Doctors across Europe are warning that the soaring use of antidepressants is down to growing pressure to "medicalise" unhappiness, complaining that a lack of time and meagre availability of other therapies meant that physicians reach for the prescription pad far too often. In response to a questionnaire devised by the Guardian and five leading European newspapers, the vast majority of almost 100 European doctors and psychiatrists who replied said there was a "prescribing culture" in their country because other help for people with depression was inadequate. Many of the doctors – from the UK, France, Italy, Germany, Spain, Luxembourg, Belgium and the Netherlands – said they believed antidepressants were an effective treatment for cases of severe depression. But dozens expressed frustration that limited time and even more limited resources mean that they often feel pressured to prescribe pills in less-urgent cases. "We are medicalising common situations: conflict, separation … [Read more...] about Medicalisation of misery to blame for soaring use of antidepressants, say GPs

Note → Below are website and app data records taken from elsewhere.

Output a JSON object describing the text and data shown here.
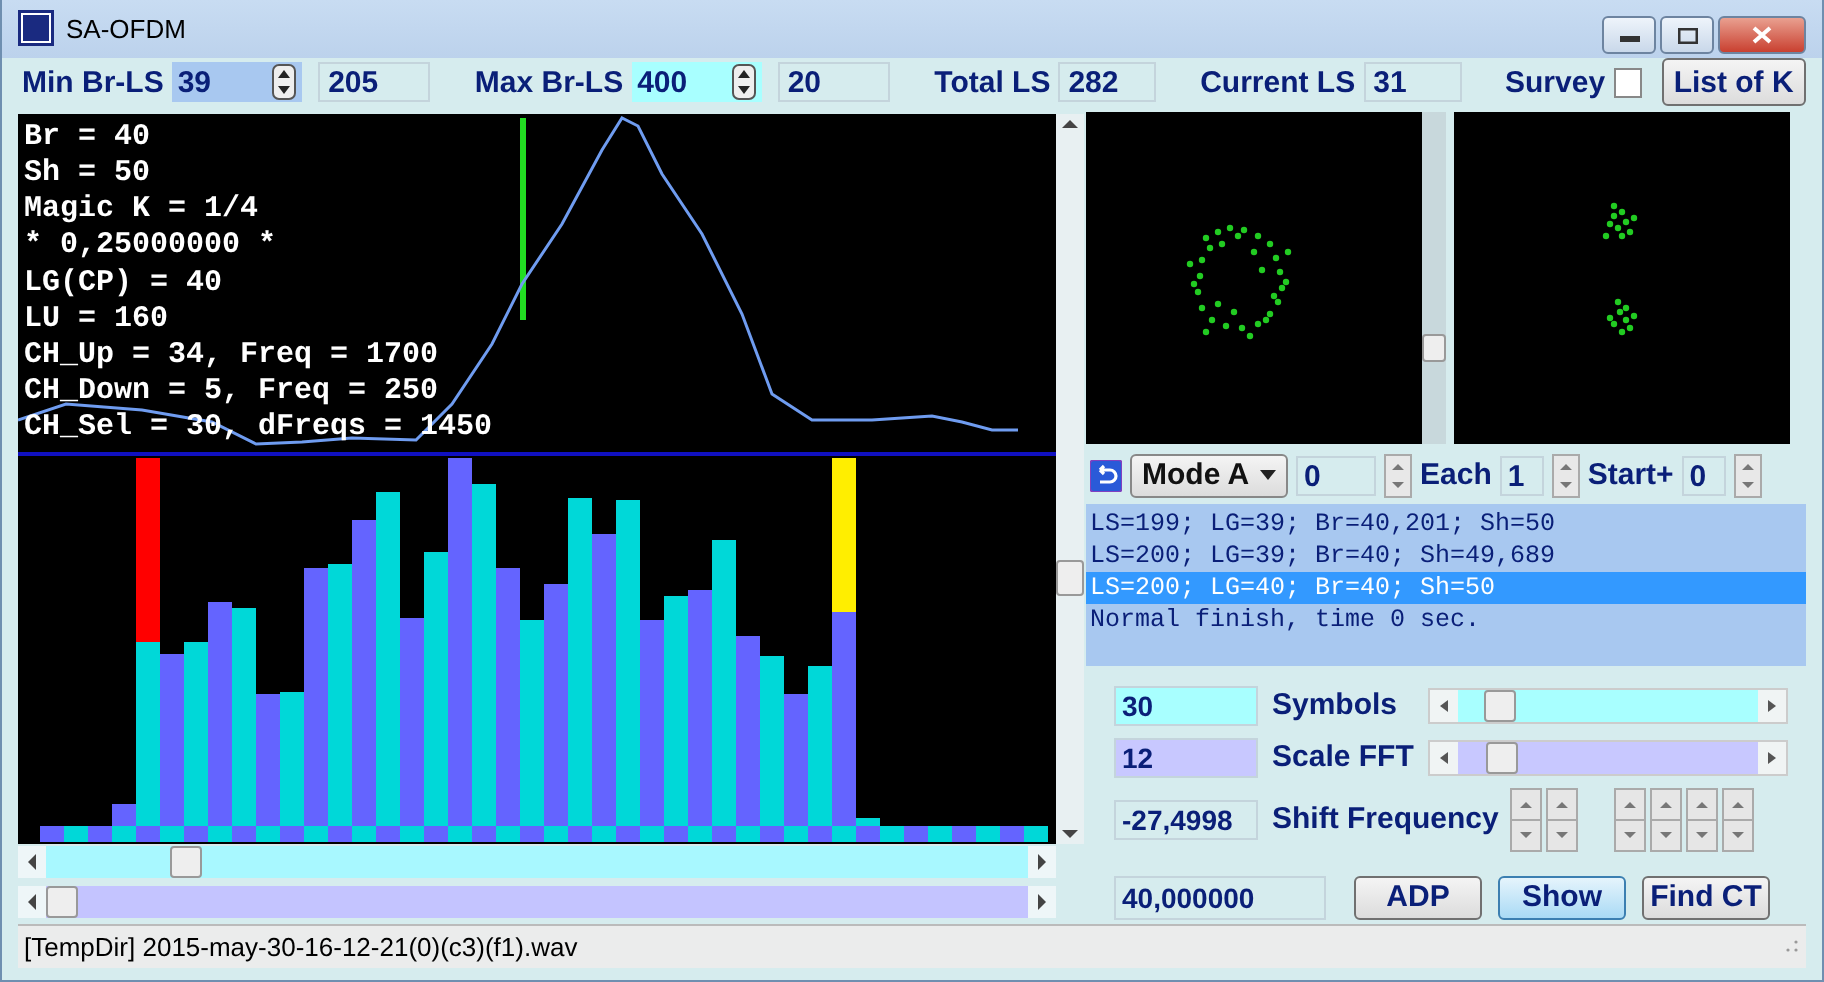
{
  "window": {
    "title": "SA-OFDM"
  },
  "toolbar": [
    {
      "kind": "spin",
      "label": "Min Br-LS",
      "value": "39",
      "color": "#a8c8f0"
    },
    {
      "kind": "readout",
      "value": "205"
    },
    {
      "kind": "spin",
      "label": "Max Br-LS",
      "value": "400",
      "color": "#a8ffff"
    },
    {
      "kind": "readout",
      "value": "20"
    },
    {
      "kind": "readout",
      "label": "Total LS",
      "value": "282"
    },
    {
      "kind": "readout",
      "label": "Current LS",
      "value": "31"
    },
    {
      "kind": "checkbox",
      "label": "Survey",
      "checked": false
    },
    {
      "kind": "button",
      "label": "List of K"
    }
  ],
  "graph": {
    "readout_lines": [
      "Br = 40",
      "Sh = 50",
      "Magic K = 1/4",
      "* 0,25000000 *",
      "LG(CP) = 40",
      "LU = 160",
      "CH_Up = 34, Freq = 1700",
      "CH_Down = 5, Freq = 250",
      "CH_Sel = 30, dFreqs = 1450"
    ]
  },
  "mode_bar": {
    "mode": "Mode A",
    "value": "0",
    "each_label": "Each",
    "each_value": "1",
    "start_label": "Start+",
    "start_value": "0"
  },
  "log": [
    {
      "text": "LS=199; LG=39; Br=40,201; Sh=50",
      "selected": false
    },
    {
      "text": "LS=200; LG=39; Br=40; Sh=49,689",
      "selected": false
    },
    {
      "text": "LS=200; LG=40; Br=40; Sh=50",
      "selected": true
    },
    {
      "text": "Normal finish, time 0 sec.",
      "selected": false
    }
  ],
  "settings": [
    {
      "kind": "slider",
      "value": "30",
      "label": "Symbols",
      "level": 0.1,
      "color": "#a8ffff"
    },
    {
      "kind": "slider",
      "value": "12",
      "label": "Scale FFT",
      "level": 0.11,
      "color": "#c8c8ff"
    },
    {
      "kind": "spinners",
      "value": "-27,4998",
      "label": "Shift Frequency"
    }
  ],
  "footer": {
    "value": "40,000000",
    "buttons": [
      {
        "label": "ADP",
        "focused": false
      },
      {
        "label": "Show",
        "focused": true
      },
      {
        "label": "Find CT",
        "focused": false
      }
    ]
  },
  "status_bar": {
    "text": "[TempDir] 2015-may-30-16-12-21(0)(c3)(f1).wav"
  }
}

I am sitting in a circle in a grey, corporate room with 10 housing association employees – administrators, security guards, cleaners – eyes darting about nervously. We are asked to eat a sandwich in silence. To think about every taste and texture, every chewing motion and bite. Far from being relaxed, I feel excruciatingly uncomfortable and begin to wonder if my jaw is malfunctioning. I’m here to write about a new mindfulness initiative, and since I’ve never to my knowledge had any mental health issues and usually thrive under stress, I anticipate a straightforward, if awkward, experience. Then comes the meditation. We’re told to close our eyes and think about our bodies in relation to the chair, the floor, the room: how each limb touches the arms, the back, the legs of the seat, while breathing slowly. But there’s one small catch: I can’t breathe. No matter how fast, slow, deep or shallow my breaths are, it feels as though my lungs are sealed. … [Read more...] about Is mindfulness making us ill?
"I really used the mirror as a device for an interior on a small scale," he explained. "Always the same mirror, which I like and know." For Lucian Freud the knowing and liking were mutually vital and this five-foot Georgian overmantel mirror stayed with him. It had come down in the world by the time he first set eyes on it in 1943 in the hallway at 20 Delamere Terrace, in what was then slum Paddington. It became one of his few possessions in the upstairs flat there overlooking the canal, along with a stuffed zebra head. Though not in fact always the one Freud used, it was until the mid-70s his main mirror for giving him odd angles, distancing and that slight sense of behind-the-glass isolation. For as their titles often indicate – Reflection (self-portrait), Painter working, reflection, his self-portraits were, of course, mirror images of a face that to him needed no introduction, the face that frowned commandingly or squinted with the effort of examining itself in profile. As he … [Read more...] about Lucian Freud: reflections of the artist
I've been sitting for Lucian for around 10 years now; I visit him every morning, so it's part of my life. It's a different sense of timing to anything else I do. The stillness is very therapeutic although you can't shut off completely. You have to be alive to the position you're in and to Lucian's connection with you. You do sit very still. He might want you to move an inch or two, or slightly adjust your fingers. You have to be in tune with Lucian. He's good company to be with. It's a very gradual progress - over the months the painting grows. Lucian was friends with many of the sitters in our exhibition. He has always taken trouble to put his sitters at ease. From the start, he would find people who could be sympathetic to him - and he to them. He has always enjoyed the company of painters and poets. They share a stillness, I suppose. Lucian has a great knowledge of poetry. His memory of words is remarkable; he can recite out loud great verses. In a way, poetry is the closest you can … [Read more...] about Still life: sitting for Lucian Freud
David Sylvester, who has died aged 76, was one of the finest writers on art in the second half of the 20th century. His clarity of expression and his adherence to the discipline of looking, as a route to understanding the power of a work of art, set him in a class apart. He wrote predominantly - whether in his journalism, in catalogue essays or books - about modern art, from Cézanne and Matisse up to mature artists of today. He was also a skilled maker of exhibitions. He curated his first Henry Moore show in 1951, and contributed many major shows to British and foreign museums and galleries. His exhibition schedule was particularly frantic during the 1990s, after he finished the catalogue raisonné of René Magritte, which had taken, "with interruptions", 25 years. Though his writing was marked by its simplicity of style (he cautioned editors that he used shorter words than most critics, so if his pieces did not make the required column length, that did not mean he had not … [Read more...] about David Sylvester